▶ **Your instructions**: Word for word, copy the data that follows and skip its pictures.

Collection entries
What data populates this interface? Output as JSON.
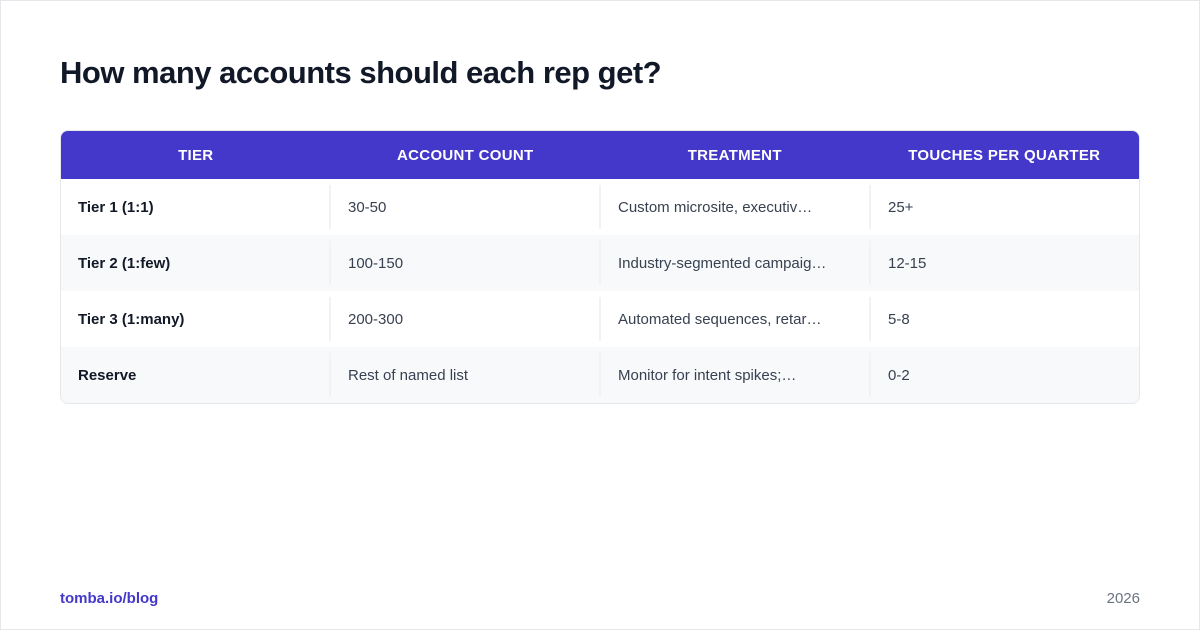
{
  "title": "How many accounts should each rep get?",
  "table": {
    "headers": [
      "TIER",
      "ACCOUNT COUNT",
      "TREATMENT",
      "TOUCHES PER QUARTER"
    ],
    "rows": [
      [
        "Tier 1 (1:1)",
        "30-50",
        "Custom microsite, executiv…",
        "25+"
      ],
      [
        "Tier 2 (1:few)",
        "100-150",
        "Industry-segmented campaig…",
        "12-15"
      ],
      [
        "Tier 3 (1:many)",
        "200-300",
        "Automated sequences, retar…",
        "5-8"
      ],
      [
        "Reserve",
        "Rest of named list",
        "Monitor for intent spikes;…",
        "0-2"
      ]
    ]
  },
  "footer": {
    "link": "tomba.io/blog",
    "year": "2026"
  },
  "colors": {
    "header_bg": "#4338ca",
    "title": "#111827",
    "link": "#4338ca"
  }
}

▶ **Result for this exercise**:
What data populates this interface? Output as JSON.
{
  "title": "How many accounts should each rep get?",
  "table": {
    "headers": [
      "TIER",
      "ACCOUNT COUNT",
      "TREATMENT",
      "TOUCHES PER QUARTER"
    ],
    "rows": [
      [
        "Tier 1 (1:1)",
        "30-50",
        "Custom microsite, executiv…",
        "25+"
      ],
      [
        "Tier 2 (1:few)",
        "100-150",
        "Industry-segmented campaig…",
        "12-15"
      ],
      [
        "Tier 3 (1:many)",
        "200-300",
        "Automated sequences, retar…",
        "5-8"
      ],
      [
        "Reserve",
        "Rest of named list",
        "Monitor for intent spikes;…",
        "0-2"
      ]
    ]
  },
  "footer": {
    "link": "tomba.io/blog",
    "year": "2026"
  },
  "colors": {
    "header_bg": "#4338ca",
    "title": "#111827",
    "link": "#4338ca"
  }
}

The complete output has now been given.